  3. Insulation. Hat, gloves, jacket, extra clothing for coldest possible weather during current season.
  4. Illumination. Headlamp, flashlight, batteries. LED bulb is preferred to extend battery life.
  5. First-aid supplies, plus insect repellent.
  6. Fire. Butane lighter, matches in waterproof container.
  7. Repair kit and tools. Knives, multi-tool, scissors, pliers, screwdriver, trowel/shovel, duct tape, cable ties.
  8. Nutrition. Add extra food for one additional day (for emergency). Dry food is preferred to save weight and usually needs water.
  9. Hydration. Add extra 2 liters of water for one additional day (for emergency).
  10. Emergency shelter. Tarp, bivouac sackspace blanket, plastic tube tent, jumbo trash bags, insulated sleeping pad.

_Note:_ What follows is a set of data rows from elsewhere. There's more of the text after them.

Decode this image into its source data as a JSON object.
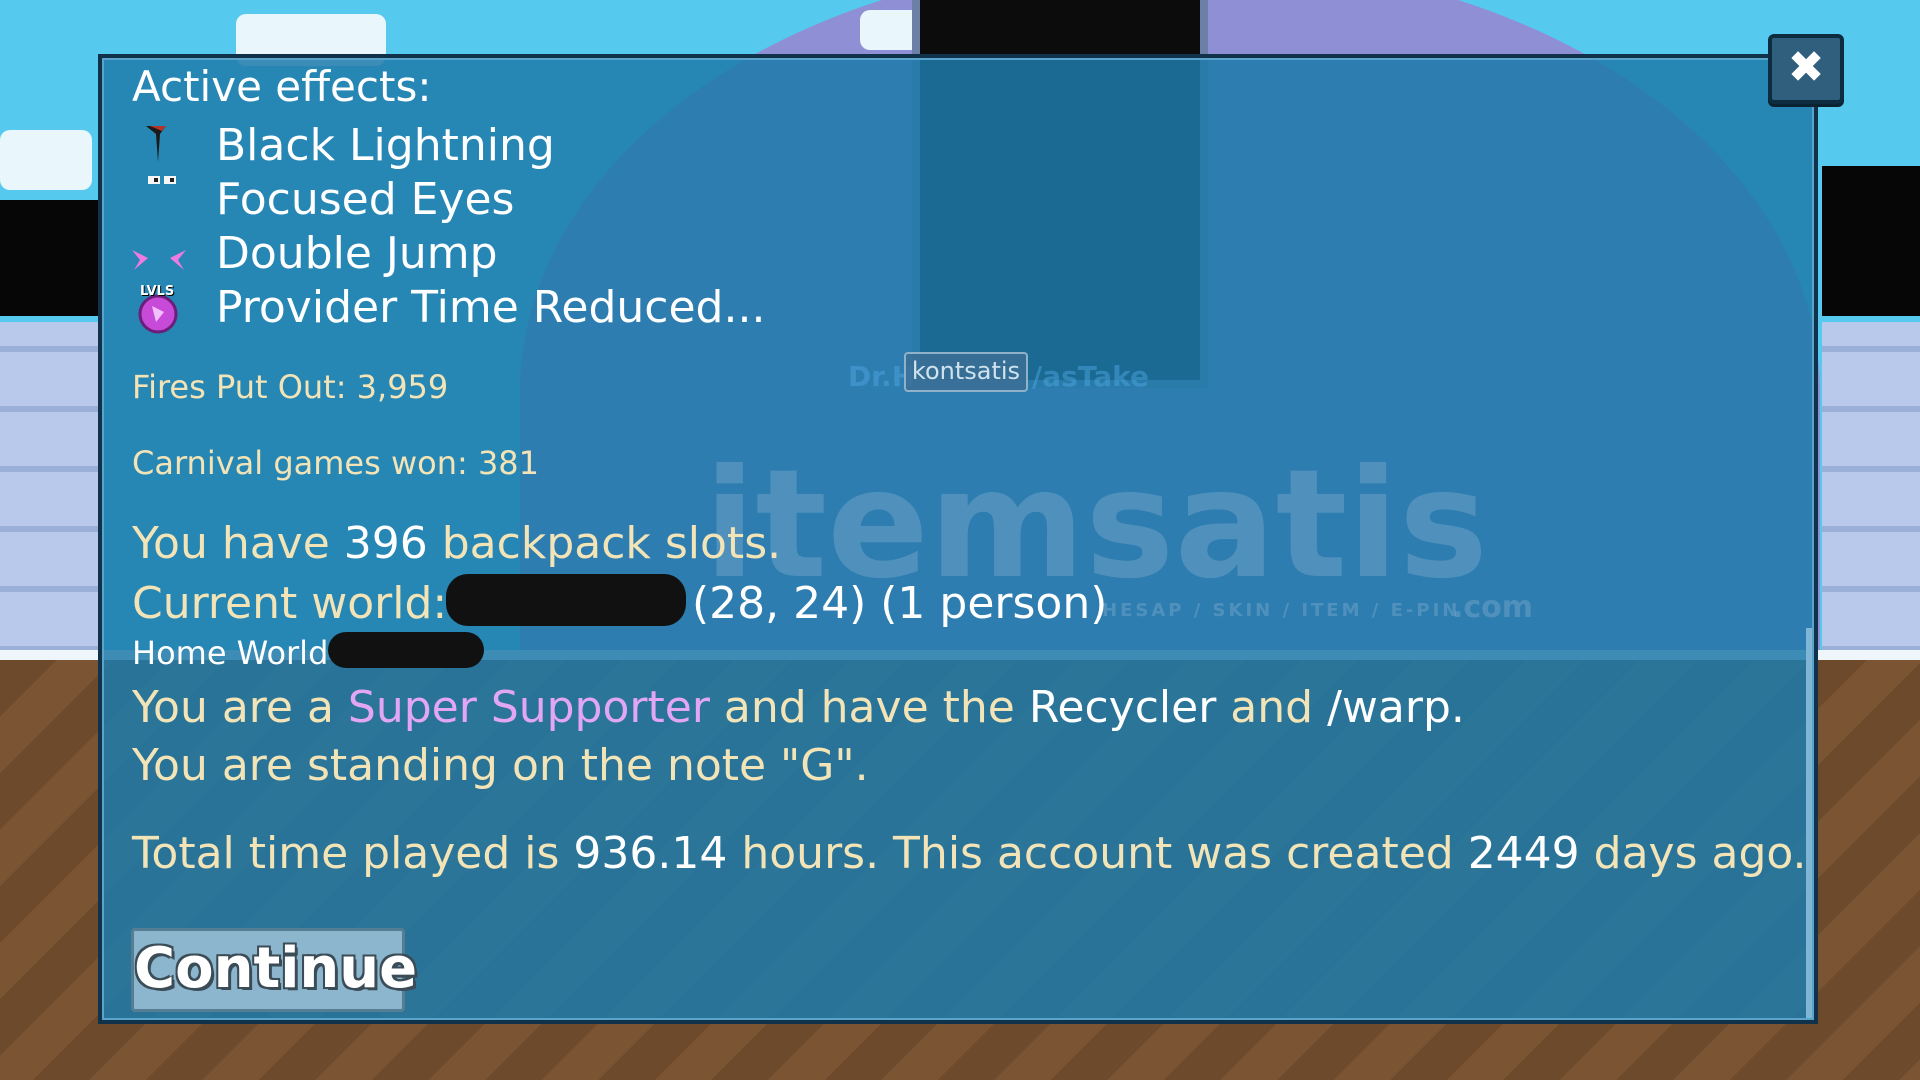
{
  "panel": {
    "effects_heading": "Active effects:",
    "effects": [
      {
        "label": "Black Lightning",
        "icon": "black-lightning-icon"
      },
      {
        "label": "Focused Eyes",
        "icon": "focused-eyes-icon"
      },
      {
        "label": "Double Jump",
        "icon": "double-jump-icon"
      },
      {
        "label": "Provider Time Reduced...",
        "icon": "lvls-badge-icon",
        "icon_text": "LVLS"
      }
    ],
    "fires_put_out": "Fires Put Out: 3,959",
    "carnival_games": "Carnival games won: 381",
    "backpack": {
      "pre": "You have ",
      "value": "396",
      "post": " backpack slots."
    },
    "current_world": {
      "label": "Current world:",
      "coords": "(28, 24) (1 person)"
    },
    "home_world": {
      "label": "Home World"
    },
    "supporter": {
      "pre": "You are a ",
      "rank": "Super Supporter",
      "mid": " and have the ",
      "item": "Recycler",
      "and": " and ",
      "cmd": "/warp."
    },
    "standing": "You are standing on the note \"G\".",
    "time": {
      "pre": "Total time played is ",
      "hours": "936.14",
      "mid": " hours.  This account was created ",
      "days": "2449",
      "post": " days ago."
    },
    "continue_label": "Continue",
    "close_label": "✖"
  },
  "world": {
    "player_name": "kontsatis",
    "other_name_left": "Dr.H",
    "other_name_right": "/asTake",
    "watermark": "itemsatis",
    "watermark_tagline": "HESAP / SKIN / ITEM / E-PIN",
    "watermark_suffix": ".com"
  },
  "colors": {
    "panel_bg": "#1e7aaa",
    "text_cream": "#f3e4b7",
    "text_white": "#ffffff",
    "supporter_pink": "#e2a6f3"
  }
}
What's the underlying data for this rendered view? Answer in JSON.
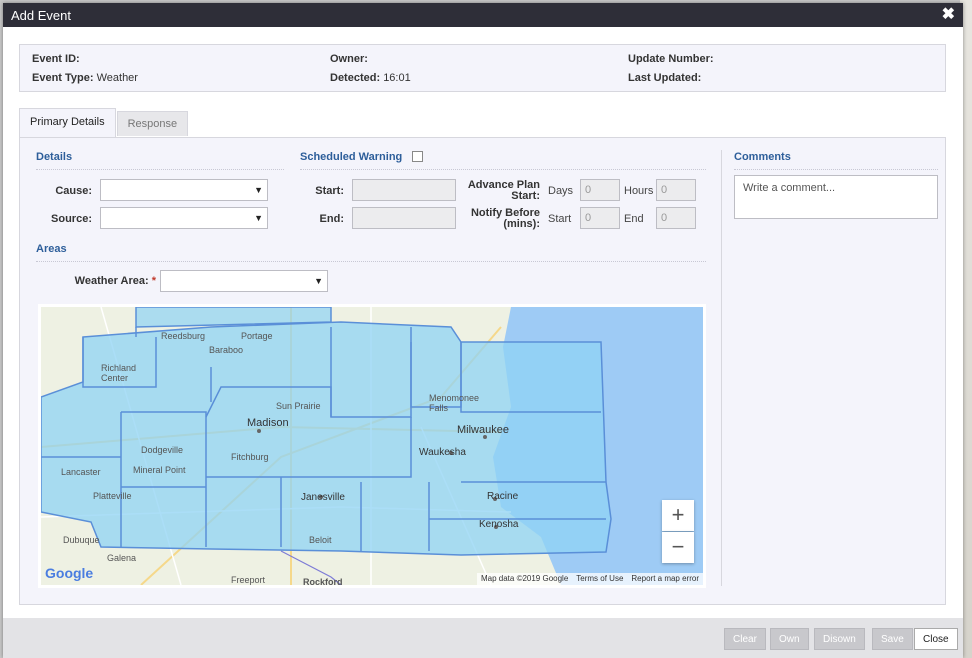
{
  "window": {
    "title": "Add Event"
  },
  "info": {
    "event_id_label": "Event ID:",
    "event_type_label": "Event Type:",
    "event_type_value": "Weather",
    "owner_label": "Owner:",
    "detected_label": "Detected:",
    "detected_value": "16:01",
    "update_number_label": "Update Number:",
    "last_updated_label": "Last Updated:"
  },
  "tabs": [
    {
      "label": "Primary Details"
    },
    {
      "label": "Response"
    }
  ],
  "details": {
    "title": "Details",
    "cause_label": "Cause:",
    "source_label": "Source:"
  },
  "areas": {
    "title": "Areas",
    "weather_area_label": "Weather Area:",
    "required_mark": "*"
  },
  "scheduled_warning": {
    "title": "Scheduled Warning",
    "start_label": "Start:",
    "end_label": "End:",
    "advance_plan_label_1": "Advance Plan",
    "advance_plan_label_2": "Start:",
    "days_label": "Days",
    "days_value": "0",
    "hours_label": "Hours",
    "hours_value": "0",
    "notify_label_1": "Notify Before",
    "notify_label_2": "(mins):",
    "notify_start_label": "Start",
    "notify_start_value": "0",
    "notify_end_label": "End",
    "notify_end_value": "0"
  },
  "comments": {
    "title": "Comments",
    "placeholder": "Write a comment..."
  },
  "map": {
    "cities": [
      "Madison",
      "Milwaukee",
      "Waukesha",
      "Janesville",
      "Racine",
      "Kenosha",
      "Dodgeville",
      "Fitchburg",
      "Sun Prairie",
      "Beloit",
      "Dubuque",
      "Galena",
      "Freeport",
      "Rockford",
      "Lancaster",
      "Platteville",
      "Mineral Point",
      "Portage",
      "Baraboo",
      "Reedsburg",
      "Richland Center",
      "Menomonee Falls"
    ],
    "zoom_in": "+",
    "zoom_out": "−",
    "attribution": "Map data ©2019 Google",
    "terms": "Terms of Use",
    "report": "Report a map error",
    "logo": "Google"
  },
  "footer": {
    "clear": "Clear",
    "own": "Own",
    "disown": "Disown",
    "save": "Save",
    "close": "Close"
  },
  "colors": {
    "title_bar": "#2e2e38",
    "section_title": "#2d5e9a",
    "map_overlay": "#8fd3f4"
  }
}
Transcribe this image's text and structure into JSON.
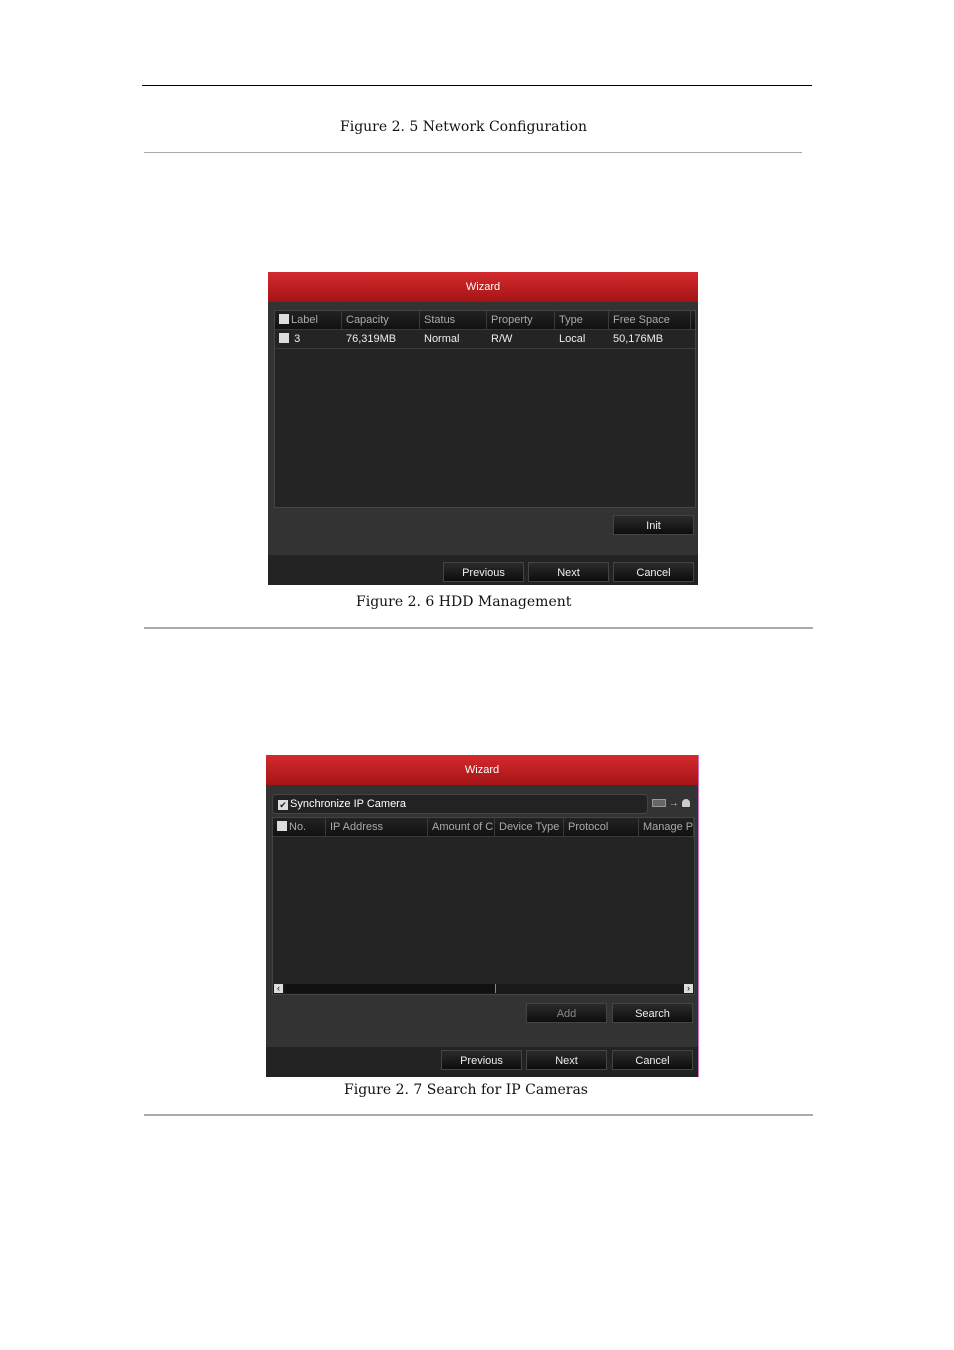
{
  "captions": {
    "fig25": "Figure 2. 5 Network Configuration",
    "fig26": "Figure 2. 6 HDD Management",
    "fig27": "Figure 2. 7 Search for IP Cameras"
  },
  "hdd_wizard": {
    "title": "Wizard",
    "columns": [
      "Label",
      "Capacity",
      "Status",
      "Property",
      "Type",
      "Free Space"
    ],
    "rows": [
      {
        "label": "3",
        "capacity": "76,319MB",
        "status": "Normal",
        "property": "R/W",
        "type": "Local",
        "free_space": "50,176MB"
      }
    ],
    "init_label": "Init",
    "previous_label": "Previous",
    "next_label": "Next",
    "cancel_label": "Cancel"
  },
  "ipcam_wizard": {
    "title": "Wizard",
    "sync_label": "Synchronize IP Camera",
    "sync_checked": true,
    "columns": [
      "No.",
      "IP Address",
      "Amount of C",
      "Device Type",
      "Protocol",
      "Manage P"
    ],
    "add_label": "Add",
    "search_label": "Search",
    "previous_label": "Previous",
    "next_label": "Next",
    "cancel_label": "Cancel"
  }
}
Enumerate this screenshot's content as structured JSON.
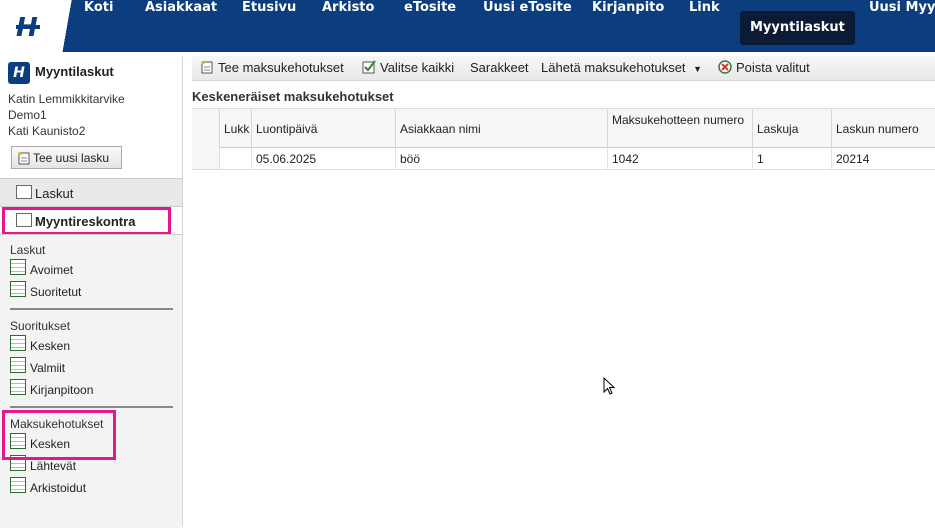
{
  "nav": {
    "items": [
      "Koti",
      "Asiakkaat",
      "Etusivu",
      "Arkisto",
      "eTosite",
      "Uusi eTosite",
      "Kirjanpito",
      "Link",
      "Myyntilaskut",
      "Uusi Myyntilaskut"
    ],
    "active": "Myyntilaskut",
    "colors": {
      "bar": "#0c3d7e",
      "active": "#0b1b36"
    }
  },
  "sidebar": {
    "title": "Myyntilaskut",
    "users": [
      "Katin Lemmikkitarvike",
      "Demo1",
      "Kati Kaunisto2"
    ],
    "new_invoice_button": "Tee uusi lasku",
    "tabs": [
      "Laskut",
      "Myyntireskontra"
    ],
    "selected_tab": "Myyntireskontra",
    "sections": [
      {
        "title": "Laskut",
        "links": [
          "Avoimet",
          "Suoritetut"
        ]
      },
      {
        "title": "Suoritukset",
        "links": [
          "Kesken",
          "Valmiit",
          "Kirjanpitoon"
        ]
      },
      {
        "title": "Maksukehotukset",
        "links": [
          "Kesken",
          "Lähtevät",
          "Arkistoidut"
        ]
      }
    ],
    "highlight_color": "#e6178c"
  },
  "toolbar": {
    "create": "Tee maksukehotukset",
    "select_all": "Valitse kaikki",
    "columns": "Sarakkeet",
    "send": "Lähetä maksukehotukset",
    "delete": "Poista valitut"
  },
  "section_title": "Keskeneräiset maksukehotukset",
  "table": {
    "headers": [
      "Lukk",
      "Luontipäivä",
      "Asiakkaan nimi",
      "Maksukehotteen numero",
      "Laskuja",
      "Laskun numero"
    ],
    "rows": [
      {
        "lukk": "",
        "date": "05.06.2025",
        "customer": "böö",
        "number": "1042",
        "invoices": "1",
        "invoice_number": "20214"
      }
    ]
  }
}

The textbook recommends supplementing the ten essentials with:

 

Pennsylvania’s Loyalsock Trail

Though it occasionally appears on lists of “short long trails” in the US, Pennsylvania’s Loyalsock Trail is still fairly unknown. That’s unfortunate …

Total Distance: 59.2 miles

Location: North-Central PA, between the towns of Williamsport and Dushore.

Western trailhead: PA-87, Williamsport, PA Eastern trailhead: Mead Rd., Dushore, PA

Time to Finish: 4-6 days, depending on fitness, desired pace, and arrival time

BRIAN CIPPERLY hiked it — Pennsylvania’s Loyalsock Trail: a Thru-Hiking Guide

Here’s the guidebook.

MEC Spark tent vs Hubba

I first posted this in 2016. And did buy another Hubba. My third. I do love that tent.

Next time I will go for the MEC Spark, I think. It’s cheaper. And has far better waterproofing ratings.

___ original post:

I’m a Hubba guy. Hundreds of nights in the iconic one man tent and I’ve no complaints.

Hubba

Slightly lighter, slightly cheaper is the new MEC Spark.

Spark